**Exercise description**
Which lines of the entries hold the string "chevron"? Copy each one.

====== Task material ======

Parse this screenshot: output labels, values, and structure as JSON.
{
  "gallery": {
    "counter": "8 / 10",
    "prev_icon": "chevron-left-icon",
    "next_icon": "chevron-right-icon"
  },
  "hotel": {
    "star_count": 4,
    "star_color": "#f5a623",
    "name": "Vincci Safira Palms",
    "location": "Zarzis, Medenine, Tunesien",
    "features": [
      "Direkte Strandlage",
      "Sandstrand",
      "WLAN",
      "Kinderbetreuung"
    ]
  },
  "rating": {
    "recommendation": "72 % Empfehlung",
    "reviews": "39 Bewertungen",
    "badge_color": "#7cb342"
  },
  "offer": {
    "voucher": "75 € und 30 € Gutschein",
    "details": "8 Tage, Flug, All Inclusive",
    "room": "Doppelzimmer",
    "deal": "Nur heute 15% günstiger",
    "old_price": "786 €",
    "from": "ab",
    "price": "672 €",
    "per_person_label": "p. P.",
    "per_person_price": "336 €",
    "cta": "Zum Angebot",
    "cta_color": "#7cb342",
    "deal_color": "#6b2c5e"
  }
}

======

**Solution below**
    "prev_icon": "chevron-left-icon",
    "next_icon": "chevron-right-icon"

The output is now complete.